cover1. Why should I read To Walk the Dark Road?

Who doesn’t want to feast on the history of lost armies and empires, seasoned with torture, curses and dark magic?


2. What makes To Walk the Dark Road unique?

I set out to design an adventure without a single stat block – all challenges straight out of the bestiaries. I usually enjoy adding class levels to monsters to beef them up and make them unique, so sifting through the monster books for just the right critter that fit the story was a lot of fun – and something different for me.


3. What neat stuff is in To Walk the Dark Road?

The adventure is fairly straightforward to run, but there are a number of twists and secrets for the players to discover. As well as surprising the players with these, there are some cool magic items and a good chunk of environmental challenges that will keep the adventurers on their toes.


bat4. Which part of To Walk the Dark Road was the most fun to design?

I enjoyed the magic items. Working their background into the tale made these items breathe a little bit more to me. I also like the fact that power also comes with a price, and any opportunity to provide players with trade-offs for power is one that should not be missed.


5. Is there a specific part of To Walk the Dark Road that you identify as your favorite?

My kids’ favorite is the part where a party member has to drive a steel stylus into their eyeball to access the magic therein. I think my favorite part is how many times they described that scene to their mom and grossed her out.


6. What kind of gameplay was the focus for To Walk the Dark Road? 

It is a wilderness trek that has the feel of a dungeon crawl.
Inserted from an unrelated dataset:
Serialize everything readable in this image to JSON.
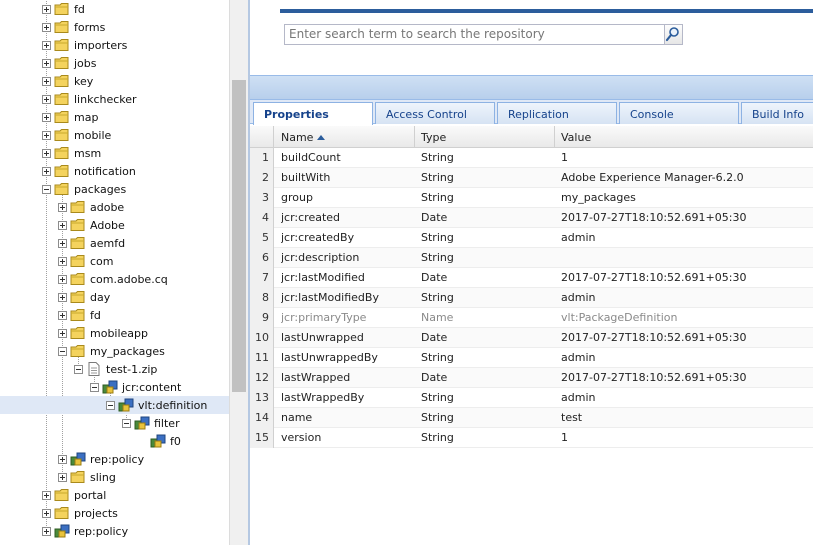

Not so much from an exploration standpoint but from the set up and pacing of the encounters. There are role-playing opportunities in some interesting places, but for the most part, you are trying to survive and accomplish your mission in a hostile land.


hag7. Did you have any inspiration for To Walk the Dark Road?

Two really. The first was the sack of Anglesey and destruction of the druid’s stronghold there by the Romans. The second is Celtic cauldron myths. The artifact in the adventure, The Tear of the Mother, is really a mythic cauldron in a different skin.


8. If any theme dominated To Walk the Dark Road, what would it be?

The subtitle says it all…A waking nightmare! Dreams, visions, and horrific events plague the PCs every step of the way. The monsters fit into this theme quite elegantly.


9. Are there any particularly interesting monsters or NPCs in To Walk the Dark Road?

I like them all of course – I really had a great time crafting the encounters around the monsters, and then the story line around the monsters. Each monster is there for a reason that backs up the history or environment of the tale. But if I had to pick a few, I like the set up of the very first encounter, the boss fight in the icy moors, and the encounter in the deep woods as the PCs approach their final destination. Your scrying spells will get no more information out of me on what those monsters are…you will have to walk the dark road yourself.


aquamonster10. What part of To Walk the Dark Road did your playtesters enjoy most?

They liked the ramping up of the intensity as the adventure progressed. My group is a pretty savvy Pathfinder rules group, and I was hoping they would not figure out the main boss until the end. They got bits and pieces of the mystery – identifying some of the abilities in play, but not the creature itself, so I think the way the adventure is written, it is possible for other judges to draw out the mystery like we were able to do in the playtest.


11. Is there a specific scenario in To Walk the Dark Road that is going to stick with me?

One of the magic items is very unique, and gives the judge a tool to reveal much of the back story of the adventure, which I think the players don’t always get to discover 100% in the course of play. Combined with other role-playing opportunities written into the adventure to reveal some background, a canny judge can satisfy both the combat oriented player and the story oriented player.


12. In one sentence, what can I expect from To Walk the Dark Road?

Expect an intensifying ride of combat and horror as the PCs wrestle with what risks they take, and moral choices they make for power and success.